Sunday, July 26, 2020

Egalitarianism and Anti-Secularism Decline, Redux

Egalitarianism

My native Egypt went through a very strange transformation in the first decade of the century. At the turn of the century, a clear supermajority was tolerant of greater inequality in order to provide incentives for enterprise and hardworking. The decade ended in revolt, as we know, with a huge jump in attitudes -- flipping to supermajority favoring greater equality. 

This trend was reversed during the second decade of the century, most recent data still showing a weak majority favoring more equal distribution, but attitudes in 2018 were essentially back to where they had been a decade earlier in 2008. This is quite puzzling


It is especially puzzling when we compare it to the trend in attitudes in my adopted homeland of USA, which have continued to favor greater equality even since the Financial Crisis that precipitated the Great Recession. While a majority in the U.S. favored greater inequality in 2006, the increase in pro-egalitarian sentiments has been continuing monotonically, most recently showing a majority that favors greater equality, which was not the cases during the first six years of the century.

Anti-Secularism

On a different but related note, I had found that "the revolutionary moment" in Egypt and other countries of the Arab Spring occurred during a confluence of high anti-secular and egalitarian attitudes (see "Bread (Rawls) + Freedom (Sen) = Social Justice? Religion and Economics in the Egyptian Spring"). The precipitous decline in Egyptians' pro-egalitarian attitudes has been accompanied by a precipitous decline in anti-secular attitudes (is it essential for a democracy that "religious authorities interpret the law"). In 2008, a clear supermajority favored democratic anti-secularism (whatever that means), and a decade later a clear majority was against it. This is no doubt a consequence of MB's failure to govern, and the populace recognizing that they merely wanted to replace one set of oligarchs with another, but even as casually as I have followed Egyptian pop culture, it is clear that the level of formulaic and over religiosity that was present at the turn of the century has lost its allure.

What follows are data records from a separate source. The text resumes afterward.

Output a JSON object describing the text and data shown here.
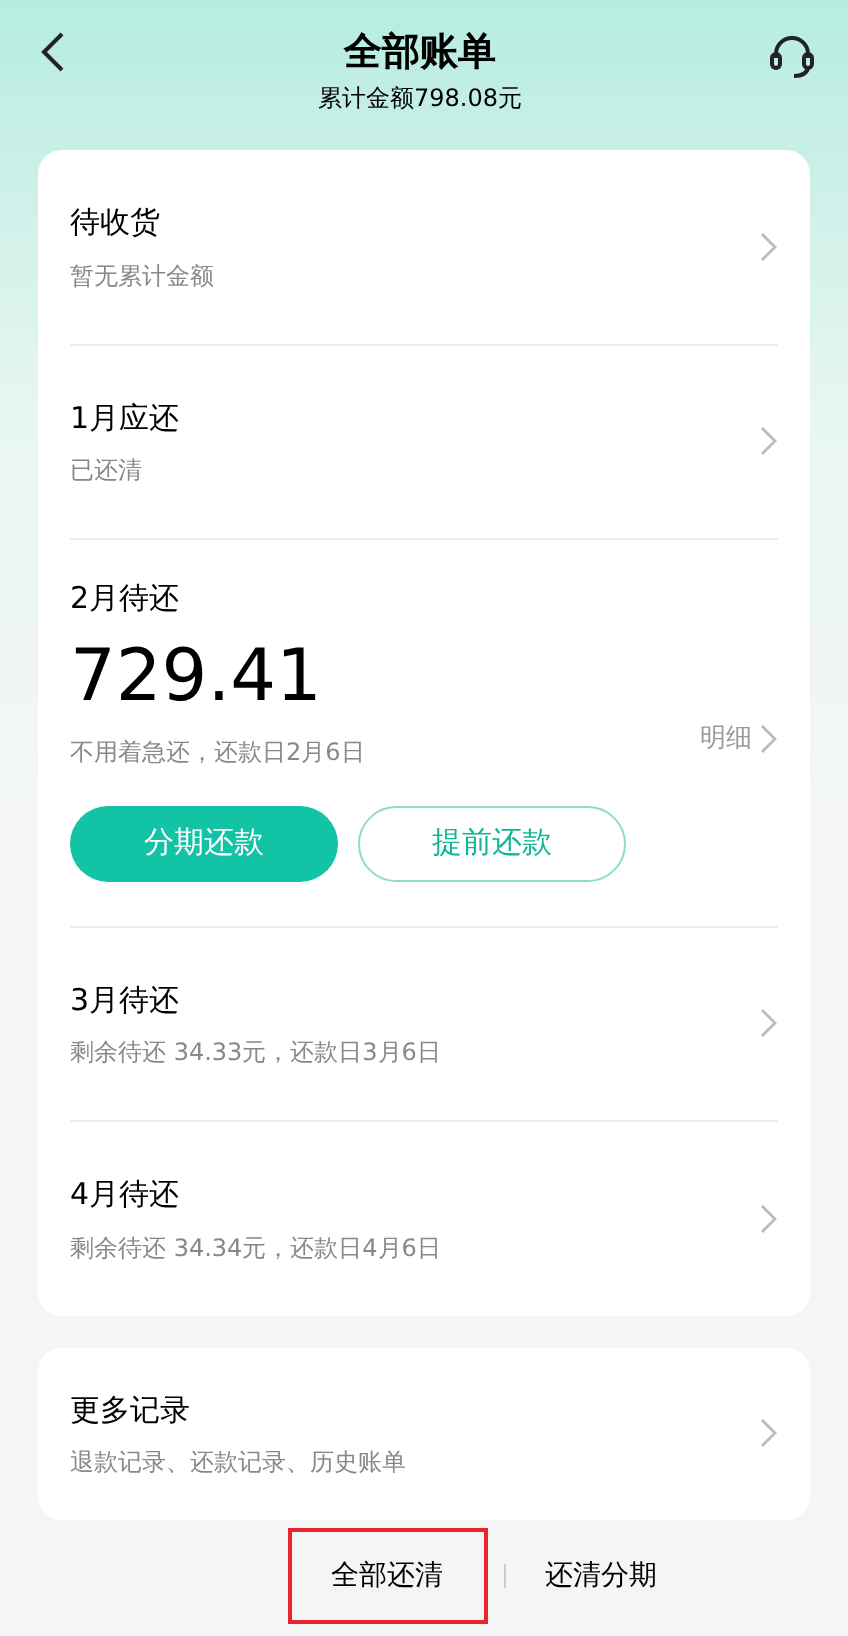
{
  "header": {
    "title": "全部账单",
    "subtitle": "累计金额798.08元"
  },
  "bills": [
    {
      "kind": "simple",
      "title": "待收货",
      "note": "暂无累计金额"
    },
    {
      "kind": "simple",
      "title": "1月应还",
      "note": "已还清"
    },
    {
      "kind": "current",
      "title": "2月待还",
      "amount": "729.41",
      "note": "不用着急还，还款日2月6日",
      "detail": "明细",
      "buttons": [
        {
          "label": "分期还款",
          "primary": true
        },
        {
          "label": "提前还款",
          "primary": false
        }
      ]
    },
    {
      "kind": "simple",
      "title": "3月待还",
      "note": "剩余待还 34.33元，还款日3月6日"
    },
    {
      "kind": "simple",
      "title": "4月待还",
      "note": "剩余待还 34.34元，还款日4月6日"
    }
  ],
  "more": {
    "title": "更多记录",
    "note": "退款记录、还款记录、历史账单"
  },
  "footer": [
    {
      "label": "全部还清",
      "highlighted": true
    },
    {
      "label": "还清分期",
      "highlighted": false
    }
  ]
}
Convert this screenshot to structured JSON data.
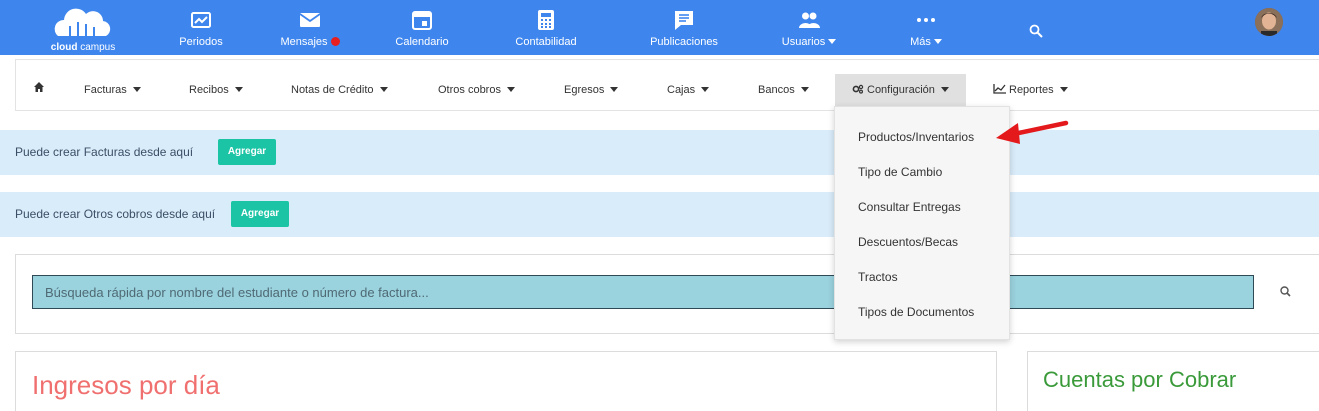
{
  "brand": {
    "name_bold": "cloud",
    "name_rest": " campus"
  },
  "topnav": {
    "items": [
      {
        "label": "Periodos",
        "icon": "trending-up-icon"
      },
      {
        "label": "Mensajes",
        "icon": "mail-icon",
        "badge_color": "#e91e1e"
      },
      {
        "label": "Calendario",
        "icon": "calendar-icon"
      },
      {
        "label": "Contabilidad",
        "icon": "calculator-icon"
      },
      {
        "label": "Publicaciones",
        "icon": "announcement-icon"
      },
      {
        "label": "Usuarios",
        "icon": "people-icon"
      },
      {
        "label": "Más",
        "icon": "more-horizontal-icon"
      }
    ],
    "search_icon": "search-icon",
    "accent_color": "#3e86ee"
  },
  "submenu": {
    "home_icon": "home-icon",
    "items": [
      "Facturas",
      "Recibos",
      "Notas de Crédito",
      "Otros cobros",
      "Egresos",
      "Cajas",
      "Bancos",
      "Configuración",
      "Reportes"
    ],
    "active": "Configuración"
  },
  "config_menu": {
    "items": [
      "Productos/Inventarios",
      "Tipo de Cambio",
      "Consultar Entregas",
      "Descuentos/Becas",
      "Tractos",
      "Tipos de Documentos"
    ]
  },
  "alerts": {
    "facturas": {
      "text": "Puede crear Facturas desde aquí",
      "button": "Agregar"
    },
    "otros": {
      "text": "Puede crear Otros cobros desde aquí",
      "button": "Agregar"
    }
  },
  "search": {
    "placeholder": "Búsqueda rápida por nombre del estudiante o número de factura..."
  },
  "panels": {
    "ingresos_title": "Ingresos por día",
    "cuentas_title": "Cuentas por Cobrar"
  },
  "colors": {
    "add_button": "#1cc4a6",
    "alert_bg": "#d9ecfa",
    "ingresos_title": "#f07070",
    "cuentas_title": "#3a9a3a",
    "arrow": "#e3191b"
  }
}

Interestingly, the decline in anti-secularism is not unique to Egypt. The pattern also holds in Pakistan, Jordan, Turkey, and Tunisia, albeit not as striking in those countries as it was in Egypt (and mostly the change in those latter countries occurs in the middle of response distributions, whereas the Egyptian one is across the board). All countries have switched over the past decade to a majority who do not subscribe to anti-secular views (measured by the top half of responses on religious authorities interpreting the law). Qatar is a bit of an exception, but we do not have a time series for the country, and data is not available for Saudi Arabia for this question (on the World Values Survey, which I have been mining since the onset of the Arab Spring nearly a decade ago).

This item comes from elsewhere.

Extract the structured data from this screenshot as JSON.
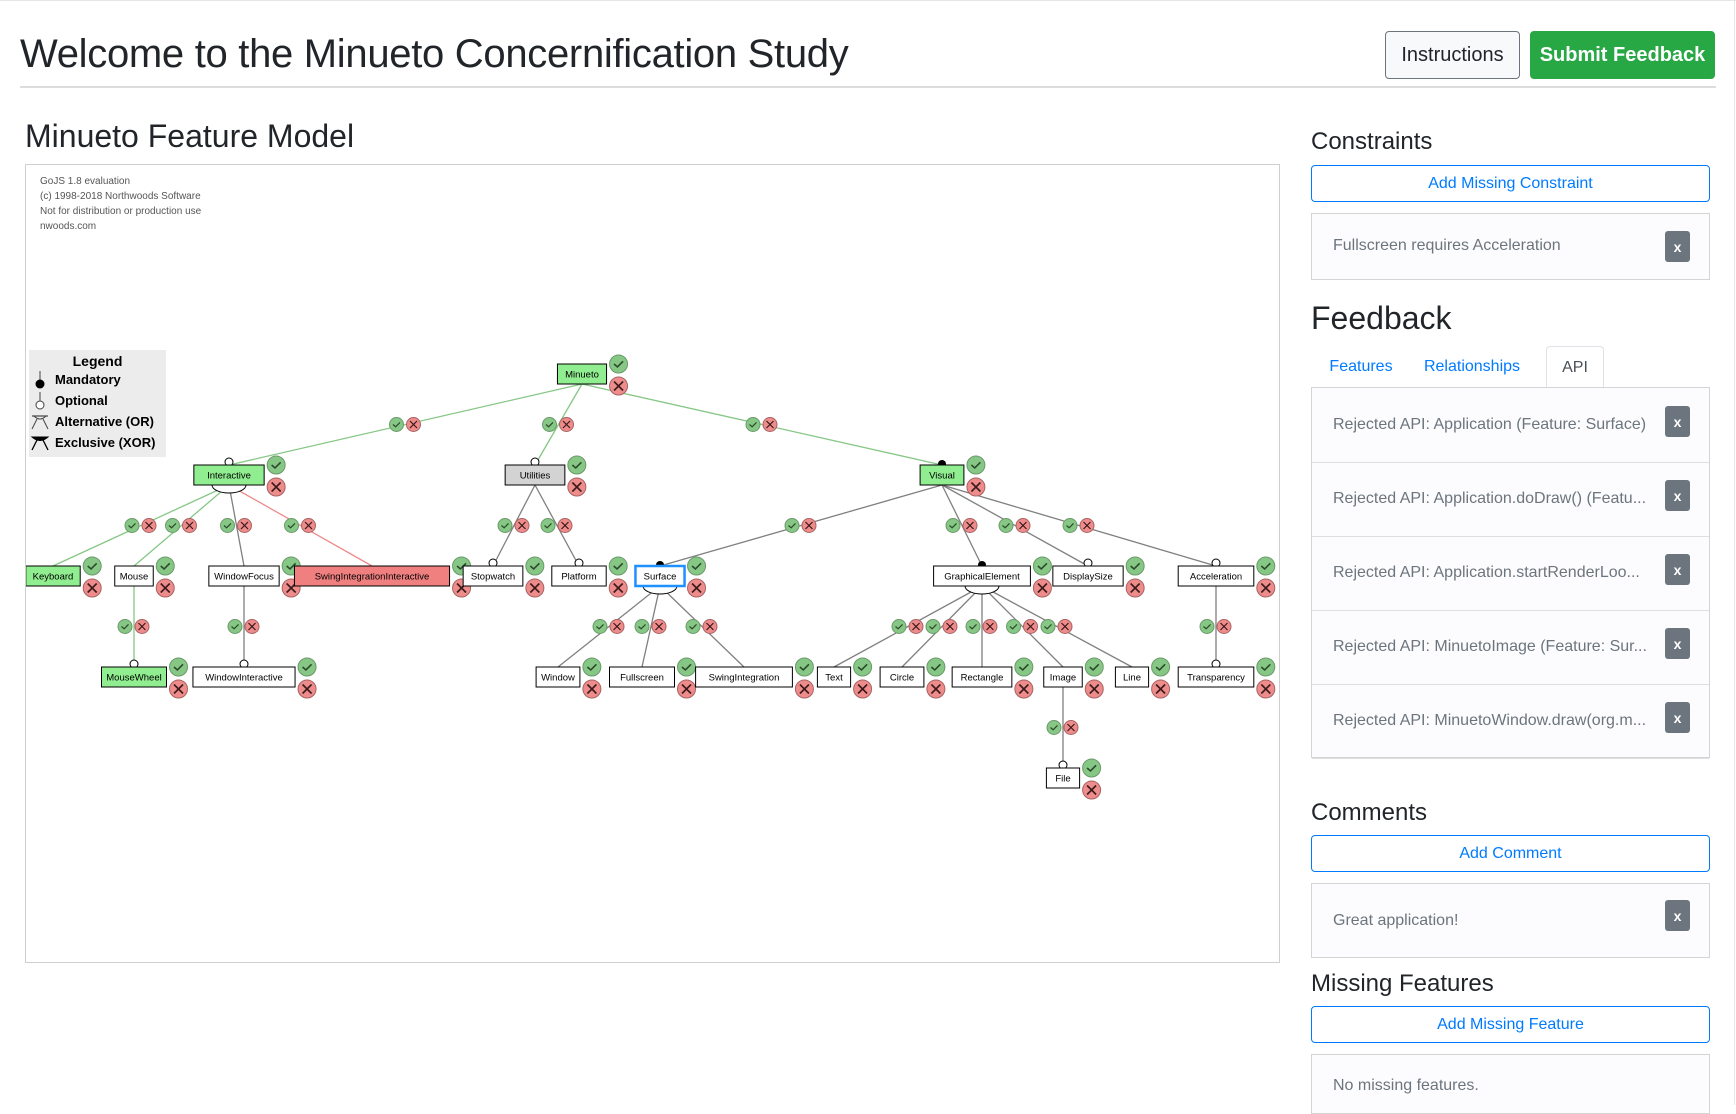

Interestingly, attitudes in Jordan and Tunisia have also turned less egalitarian in recent years:
This is all consistent with my earlier work, also, which suggested that Muslim societies' preferences have been generally trending in a pro-capitalist direction, c.f. "Pro-Capitalist Trends in Muslim Attitudes: A Change-in-Change Analysis".